Whether we use the label social partnership, industrial partnership or corporatism, the UK’s aversion to this way of governing policy and organisations has held pretty firm ever since - which is a pity. For not only have just such arrangements survived and indeed thrived in other countries (most notably Germany) but there are strong reasons to believe that some form of modern partnership is exactly what we need right now.
In part this is because at times of adversity we need to find ways to share out and legitimise hard choices, but it is also in line with the steadily growing enthusiasm among some Coalition ministers for a form of industrial policy, an enthusiasm which was evident again today in Vince Cable’s speech. A third ingredient may be a general shift in boardrooms away from free market fundamentalism, as witnessed this morning by news that Barclays plans to get out of the tax ‘structuring’ business. I even think the great British public – most of whom were either not alive for, or don’t remember, the Social Contract of the mid 1970s – would be receptive to the idea that Government could work with business and employee organisations to develop a plan for long term economic renewal, and that all companies (not just a few mutuals) should be encouraged to engage employees as partners in shared enterprise.

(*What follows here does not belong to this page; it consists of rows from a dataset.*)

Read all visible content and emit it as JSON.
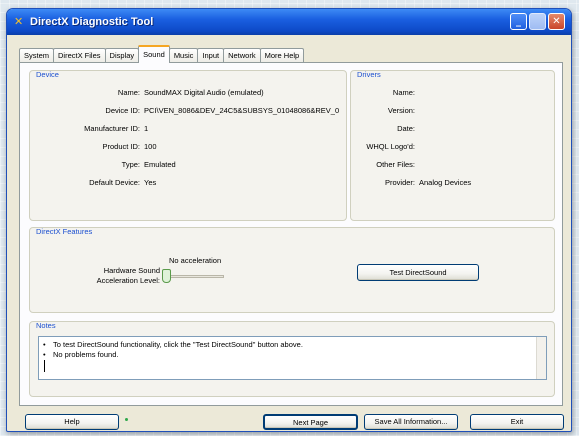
{
  "window": {
    "title": "DirectX Diagnostic Tool"
  },
  "tabs": [
    {
      "label": "System"
    },
    {
      "label": "DirectX Files"
    },
    {
      "label": "Display"
    },
    {
      "label": "Sound"
    },
    {
      "label": "Music"
    },
    {
      "label": "Input"
    },
    {
      "label": "Network"
    },
    {
      "label": "More Help"
    }
  ],
  "active_tab": "Sound",
  "device": {
    "title": "Device",
    "rows": [
      {
        "label": "Name:",
        "value": "SoundMAX Digital Audio (emulated)"
      },
      {
        "label": "Device ID:",
        "value": "PCI\\VEN_8086&DEV_24C5&SUBSYS_01048086&REV_0"
      },
      {
        "label": "Manufacturer ID:",
        "value": "1"
      },
      {
        "label": "Product ID:",
        "value": "100"
      },
      {
        "label": "Type:",
        "value": "Emulated"
      },
      {
        "label": "Default Device:",
        "value": "Yes"
      }
    ]
  },
  "drivers": {
    "title": "Drivers",
    "rows": [
      {
        "label": "Name:",
        "value": ""
      },
      {
        "label": "Version:",
        "value": ""
      },
      {
        "label": "Date:",
        "value": ""
      },
      {
        "label": "WHQL Logo'd:",
        "value": ""
      },
      {
        "label": "Other Files:",
        "value": ""
      },
      {
        "label": "Provider:",
        "value": "Analog Devices"
      }
    ]
  },
  "features": {
    "title": "DirectX Features",
    "hw_label_1": "Hardware Sound",
    "hw_label_2": "Acceleration Level:",
    "slider_value": "No acceleration",
    "slider_level": 0,
    "test_button": "Test DirectSound"
  },
  "notes": {
    "title": "Notes",
    "items": [
      "To test DirectSound functionality, click the \"Test DirectSound\" button above.",
      "No problems found."
    ]
  },
  "footer": {
    "help": "Help",
    "next_page": "Next Page",
    "save_all": "Save All Information...",
    "exit": "Exit"
  }
}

The barrier to this possibility getting a serious airing takes me to the one of the problems with political authority, which I may touch on in my RSA annual lecture tomorrow. David Cameron may share his party’s long running hostility to any sniff of corporatism, but were he to float such an idea, even in the most modest of terms, he would no doubt be shot down in flames by true blue forces in his own party and among the opinion formers of the Telegraph, Spectator and Conservative Home. I suspect many in the public would admire the PM if he reached out beyond his natural supporters (this was after all the style of his early leadership) but, as last week’s reshuffle suggested, this is not a fight he relishes right now.
For Ed Miliband the problem is that industrial partnership is only possible with intelligent, moderate and authoritative trade union leaders and if such beasts exist they are doing a great job of hiding it. The TUC is the closest we have to the kind of trade union organisation which could participate usefully in developing a tripartite industrial strategy but the Congress has always been weak in comparison to its largest members, something which trade union consolidation has only exacerbated. Miliband could, of course, call for trade union leaders to wake up, smell the coffee and act in the interests of the country and their members, not just an activist core. Again the voters would probably be impressed but, like Mr Cameron, Mr Miliband probably doesn’t have the appetite or security for this kind of battle with his ‘allies’.
There are, of course, perfectly intellectually robust arguments against any form of corporatism, but perhaps the most urgent reason at least to discuss some new economic partnership is the sense in post- Olympic Britain (grab it now, it won’t last long) that we can still be a nation which pulls together. That the narrow and rigid base of our major political parties makes such a debate so unlikely is not unconnected to the reasons public faith in politicians is at an all-time low.
We shouldn’t underestimate how far our societies have pulled apart. Yet there is hope for renewal, says Anthony Painter. The question is not whether we come together – but how.